Top of DATA SUPPLIED

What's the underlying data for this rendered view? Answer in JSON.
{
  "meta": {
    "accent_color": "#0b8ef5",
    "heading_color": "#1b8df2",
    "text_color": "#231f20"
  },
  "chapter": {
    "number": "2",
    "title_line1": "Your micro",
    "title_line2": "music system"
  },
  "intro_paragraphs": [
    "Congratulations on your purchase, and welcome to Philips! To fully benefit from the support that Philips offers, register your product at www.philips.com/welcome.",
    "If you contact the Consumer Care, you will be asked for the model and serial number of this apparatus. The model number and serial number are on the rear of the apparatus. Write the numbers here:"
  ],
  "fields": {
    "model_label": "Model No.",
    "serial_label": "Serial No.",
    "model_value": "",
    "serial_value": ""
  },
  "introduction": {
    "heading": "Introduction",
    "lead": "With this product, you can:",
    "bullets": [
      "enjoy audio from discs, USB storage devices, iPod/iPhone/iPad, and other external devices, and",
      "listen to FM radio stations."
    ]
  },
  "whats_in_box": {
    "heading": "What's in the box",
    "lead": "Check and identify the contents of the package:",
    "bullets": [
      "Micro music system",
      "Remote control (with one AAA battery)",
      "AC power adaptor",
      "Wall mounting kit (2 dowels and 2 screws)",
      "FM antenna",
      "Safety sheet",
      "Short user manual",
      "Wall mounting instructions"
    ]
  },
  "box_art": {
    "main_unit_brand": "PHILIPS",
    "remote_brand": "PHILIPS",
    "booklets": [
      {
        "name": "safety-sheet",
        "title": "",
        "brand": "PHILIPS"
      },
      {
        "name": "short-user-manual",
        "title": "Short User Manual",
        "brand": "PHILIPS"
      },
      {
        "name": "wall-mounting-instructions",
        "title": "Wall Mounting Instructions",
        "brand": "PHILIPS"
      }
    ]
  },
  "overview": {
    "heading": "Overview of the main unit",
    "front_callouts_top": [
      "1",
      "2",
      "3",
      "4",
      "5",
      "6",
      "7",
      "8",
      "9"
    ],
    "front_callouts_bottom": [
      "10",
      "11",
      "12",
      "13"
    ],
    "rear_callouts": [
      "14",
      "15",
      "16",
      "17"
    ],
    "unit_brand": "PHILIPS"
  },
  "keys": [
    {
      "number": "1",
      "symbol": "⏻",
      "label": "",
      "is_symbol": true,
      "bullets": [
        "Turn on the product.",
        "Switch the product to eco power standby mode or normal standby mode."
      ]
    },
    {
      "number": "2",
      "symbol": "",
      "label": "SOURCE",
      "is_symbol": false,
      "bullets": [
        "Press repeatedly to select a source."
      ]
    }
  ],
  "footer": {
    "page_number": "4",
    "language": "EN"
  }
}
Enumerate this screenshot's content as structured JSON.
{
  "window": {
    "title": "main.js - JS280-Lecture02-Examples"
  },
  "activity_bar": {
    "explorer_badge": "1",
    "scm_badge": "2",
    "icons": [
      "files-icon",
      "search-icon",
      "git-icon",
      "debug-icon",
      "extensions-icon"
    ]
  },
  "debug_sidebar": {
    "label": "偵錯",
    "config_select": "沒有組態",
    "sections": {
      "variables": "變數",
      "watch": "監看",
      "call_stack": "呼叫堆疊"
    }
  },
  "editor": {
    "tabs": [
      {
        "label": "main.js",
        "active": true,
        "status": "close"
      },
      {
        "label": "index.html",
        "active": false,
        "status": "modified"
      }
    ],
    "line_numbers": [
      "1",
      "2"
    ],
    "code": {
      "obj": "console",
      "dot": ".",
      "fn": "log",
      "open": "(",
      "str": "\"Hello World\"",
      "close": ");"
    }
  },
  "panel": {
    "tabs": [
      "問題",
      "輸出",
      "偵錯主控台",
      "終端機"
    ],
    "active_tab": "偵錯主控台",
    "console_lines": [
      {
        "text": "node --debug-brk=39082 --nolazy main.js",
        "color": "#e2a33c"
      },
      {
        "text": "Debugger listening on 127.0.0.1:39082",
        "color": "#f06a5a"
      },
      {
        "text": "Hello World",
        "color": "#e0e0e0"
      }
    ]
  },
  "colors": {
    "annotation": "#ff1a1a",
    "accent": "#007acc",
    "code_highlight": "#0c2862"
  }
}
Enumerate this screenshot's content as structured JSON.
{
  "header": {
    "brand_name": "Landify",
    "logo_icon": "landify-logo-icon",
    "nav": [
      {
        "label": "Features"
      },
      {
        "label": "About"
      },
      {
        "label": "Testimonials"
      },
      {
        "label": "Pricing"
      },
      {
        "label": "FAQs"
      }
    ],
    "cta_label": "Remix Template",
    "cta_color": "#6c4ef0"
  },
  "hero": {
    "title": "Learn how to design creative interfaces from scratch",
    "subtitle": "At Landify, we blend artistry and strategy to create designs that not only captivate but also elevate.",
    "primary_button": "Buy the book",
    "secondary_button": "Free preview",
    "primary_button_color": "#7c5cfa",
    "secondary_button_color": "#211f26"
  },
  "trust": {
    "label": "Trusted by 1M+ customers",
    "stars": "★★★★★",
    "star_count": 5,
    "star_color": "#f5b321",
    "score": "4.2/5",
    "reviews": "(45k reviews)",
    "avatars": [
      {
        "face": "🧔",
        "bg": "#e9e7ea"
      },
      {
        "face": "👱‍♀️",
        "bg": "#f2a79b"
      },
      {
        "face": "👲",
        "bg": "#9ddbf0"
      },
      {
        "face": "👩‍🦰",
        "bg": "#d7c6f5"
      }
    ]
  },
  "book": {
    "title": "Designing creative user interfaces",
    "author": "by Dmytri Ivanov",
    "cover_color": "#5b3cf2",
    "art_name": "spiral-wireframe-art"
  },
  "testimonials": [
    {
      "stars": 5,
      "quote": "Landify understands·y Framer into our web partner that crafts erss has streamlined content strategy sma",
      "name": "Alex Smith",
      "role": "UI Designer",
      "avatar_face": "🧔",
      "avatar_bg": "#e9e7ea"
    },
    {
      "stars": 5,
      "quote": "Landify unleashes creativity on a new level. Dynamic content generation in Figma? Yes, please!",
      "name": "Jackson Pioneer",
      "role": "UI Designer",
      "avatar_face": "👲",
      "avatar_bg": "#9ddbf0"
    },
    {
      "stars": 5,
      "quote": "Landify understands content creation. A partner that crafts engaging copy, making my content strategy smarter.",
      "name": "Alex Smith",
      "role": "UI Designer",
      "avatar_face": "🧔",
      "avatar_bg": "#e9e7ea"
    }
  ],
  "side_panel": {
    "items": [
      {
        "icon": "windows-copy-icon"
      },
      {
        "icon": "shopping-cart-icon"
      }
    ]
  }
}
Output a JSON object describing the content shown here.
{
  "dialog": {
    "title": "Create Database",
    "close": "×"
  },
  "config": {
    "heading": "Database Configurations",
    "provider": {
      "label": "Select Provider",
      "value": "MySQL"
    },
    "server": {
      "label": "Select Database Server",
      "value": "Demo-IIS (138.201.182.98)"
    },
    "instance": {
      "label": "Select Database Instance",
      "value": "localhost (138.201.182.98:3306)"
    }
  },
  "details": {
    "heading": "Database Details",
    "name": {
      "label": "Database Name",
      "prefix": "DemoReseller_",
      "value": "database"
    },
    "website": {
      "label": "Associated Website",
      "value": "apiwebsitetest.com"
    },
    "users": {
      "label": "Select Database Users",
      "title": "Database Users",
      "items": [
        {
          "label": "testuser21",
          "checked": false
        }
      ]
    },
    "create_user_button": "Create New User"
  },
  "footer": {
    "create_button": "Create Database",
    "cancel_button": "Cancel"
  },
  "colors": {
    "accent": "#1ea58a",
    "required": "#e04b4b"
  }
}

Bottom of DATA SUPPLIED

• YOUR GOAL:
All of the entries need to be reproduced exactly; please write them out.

• SOLUTION TO THIS TASK:
What's the underlying data for this rendered view? Answer in JSON.
{
  "meta": {
    "accent_color": "#0b8ef5",
    "heading_color": "#1b8df2",
    "text_color": "#231f20"
  },
  "chapter": {
    "number": "2",
    "title_line1": "Your micro",
    "title_line2": "music system"
  },
  "intro_paragraphs": [
    "Congratulations on your purchase, and welcome to Philips! To fully benefit from the support that Philips offers, register your product at www.philips.com/welcome.",
    "If you contact the Consumer Care, you will be asked for the model and serial number of this apparatus. The model number and serial number are on the rear of the apparatus. Write the numbers here:"
  ],
  "fields": {
    "model_label": "Model No.",
    "serial_label": "Serial No.",
    "model_value": "",
    "serial_value": ""
  },
  "introduction": {
    "heading": "Introduction",
    "lead": "With this product, you can:",
    "bullets": [
      "enjoy audio from discs, USB storage devices, iPod/iPhone/iPad, and other external devices, and",
      "listen to FM radio stations."
    ]
  },
  "whats_in_box": {
    "heading": "What's in the box",
    "lead": "Check and identify the contents of the package:",
    "bullets": [
      "Micro music system",
      "Remote control (with one AAA battery)",
      "AC power adaptor",
      "Wall mounting kit (2 dowels and 2 screws)",
      "FM antenna",
      "Safety sheet",
      "Short user manual",
      "Wall mounting instructions"
    ]
  },
  "box_art": {
    "main_unit_brand": "PHILIPS",
    "remote_brand": "PHILIPS",
    "booklets": [
      {
        "name": "safety-sheet",
        "title": "",
        "brand": "PHILIPS"
      },
      {
        "name": "short-user-manual",
        "title": "Short User Manual",
        "brand": "PHILIPS"
      },
      {
        "name": "wall-mounting-instructions",
        "title": "Wall Mounting Instructions",
        "brand": "PHILIPS"
      }
    ]
  },
  "overview": {
    "heading": "Overview of the main unit",
    "front_callouts_top": [
      "1",
      "2",
      "3",
      "4",
      "5",
      "6",
      "7",
      "8",
      "9"
    ],
    "front_callouts_bottom": [
      "10",
      "11",
      "12",
      "13"
    ],
    "rear_callouts": [
      "14",
      "15",
      "16",
      "17"
    ],
    "unit_brand": "PHILIPS"
  },
  "keys": [
    {
      "number": "1",
      "symbol": "⏻",
      "label": "",
      "is_symbol": true,
      "bullets": [
        "Turn on the product.",
        "Switch the product to eco power standby mode or normal standby mode."
      ]
    },
    {
      "number": "2",
      "symbol": "",
      "label": "SOURCE",
      "is_symbol": false,
      "bullets": [
        "Press repeatedly to select a source."
      ]
    }
  ],
  "footer": {
    "page_number": "4",
    "language": "EN"
  }
}
Enumerate this screenshot's content as structured JSON.
{
  "window": {
    "title": "main.js - JS280-Lecture02-Examples"
  },
  "activity_bar": {
    "explorer_badge": "1",
    "scm_badge": "2",
    "icons": [
      "files-icon",
      "search-icon",
      "git-icon",
      "debug-icon",
      "extensions-icon"
    ]
  },
  "debug_sidebar": {
    "label": "偵錯",
    "config_select": "沒有組態",
    "sections": {
      "variables": "變數",
      "watch": "監看",
      "call_stack": "呼叫堆疊"
    }
  },
  "editor": {
    "tabs": [
      {
        "label": "main.js",
        "active": true,
        "status": "close"
      },
      {
        "label": "index.html",
        "active": false,
        "status": "modified"
      }
    ],
    "line_numbers": [
      "1",
      "2"
    ],
    "code": {
      "obj": "console",
      "dot": ".",
      "fn": "log",
      "open": "(",
      "str": "\"Hello World\"",
      "close": ");"
    }
  },
  "panel": {
    "tabs": [
      "問題",
      "輸出",
      "偵錯主控台",
      "終端機"
    ],
    "active_tab": "偵錯主控台",
    "console_lines": [
      {
        "text": "node --debug-brk=39082 --nolazy main.js",
        "color": "#e2a33c"
      },
      {
        "text": "Debugger listening on 127.0.0.1:39082",
        "color": "#f06a5a"
      },
      {
        "text": "Hello World",
        "color": "#e0e0e0"
      }
    ]
  },
  "colors": {
    "annotation": "#ff1a1a",
    "accent": "#007acc",
    "code_highlight": "#0c2862"
  }
}
Enumerate this screenshot's content as structured JSON.
{
  "header": {
    "brand_name": "Landify",
    "logo_icon": "landify-logo-icon",
    "nav": [
      {
        "label": "Features"
      },
      {
        "label": "About"
      },
      {
        "label": "Testimonials"
      },
      {
        "label": "Pricing"
      },
      {
        "label": "FAQs"
      }
    ],
    "cta_label": "Remix Template",
    "cta_color": "#6c4ef0"
  },
  "hero": {
    "title": "Learn how to design creative interfaces from scratch",
    "subtitle": "At Landify, we blend artistry and strategy to create designs that not only captivate but also elevate.",
    "primary_button": "Buy the book",
    "secondary_button": "Free preview",
    "primary_button_color": "#7c5cfa",
    "secondary_button_color": "#211f26"
  },
  "trust": {
    "label": "Trusted by 1M+ customers",
    "stars": "★★★★★",
    "star_count": 5,
    "star_color": "#f5b321",
    "score": "4.2/5",
    "reviews": "(45k reviews)",
    "avatars": [
      {
        "face": "🧔",
        "bg": "#e9e7ea"
      },
      {
        "face": "👱‍♀️",
        "bg": "#f2a79b"
      },
      {
        "face": "👲",
        "bg": "#9ddbf0"
      },
      {
        "face": "👩‍🦰",
        "bg": "#d7c6f5"
      }
    ]
  },
  "book": {
    "title": "Designing creative user interfaces",
    "author": "by Dmytri Ivanov",
    "cover_color": "#5b3cf2",
    "art_name": "spiral-wireframe-art"
  },
  "testimonials": [
    {
      "stars": 5,
      "quote": "Landify understands·y Framer into our web partner that crafts erss has streamlined content strategy sma",
      "name": "Alex Smith",
      "role": "UI Designer",
      "avatar_face": "🧔",
      "avatar_bg": "#e9e7ea"
    },
    {
      "stars": 5,
      "quote": "Landify unleashes creativity on a new level. Dynamic content generation in Figma? Yes, please!",
      "name": "Jackson Pioneer",
      "role": "UI Designer",
      "avatar_face": "👲",
      "avatar_bg": "#9ddbf0"
    },
    {
      "stars": 5,
      "quote": "Landify understands content creation. A partner that crafts engaging copy, making my content strategy smarter.",
      "name": "Alex Smith",
      "role": "UI Designer",
      "avatar_face": "🧔",
      "avatar_bg": "#e9e7ea"
    }
  ],
  "side_panel": {
    "items": [
      {
        "icon": "windows-copy-icon"
      },
      {
        "icon": "shopping-cart-icon"
      }
    ]
  }
}
Output a JSON object describing the content shown here.
{
  "dialog": {
    "title": "Create Database",
    "close": "×"
  },
  "config": {
    "heading": "Database Configurations",
    "provider": {
      "label": "Select Provider",
      "value": "MySQL"
    },
    "server": {
      "label": "Select Database Server",
      "value": "Demo-IIS (138.201.182.98)"
    },
    "instance": {
      "label": "Select Database Instance",
      "value": "localhost (138.201.182.98:3306)"
    }
  },
  "details": {
    "heading": "Database Details",
    "name": {
      "label": "Database Name",
      "prefix": "DemoReseller_",
      "value": "database"
    },
    "website": {
      "label": "Associated Website",
      "value": "apiwebsitetest.com"
    },
    "users": {
      "label": "Select Database Users",
      "title": "Database Users",
      "items": [
        {
          "label": "testuser21",
          "checked": false
        }
      ]
    },
    "create_user_button": "Create New User"
  },
  "footer": {
    "create_button": "Create Database",
    "cancel_button": "Cancel"
  },
  "colors": {
    "accent": "#1ea58a",
    "required": "#e04b4b"
  }
}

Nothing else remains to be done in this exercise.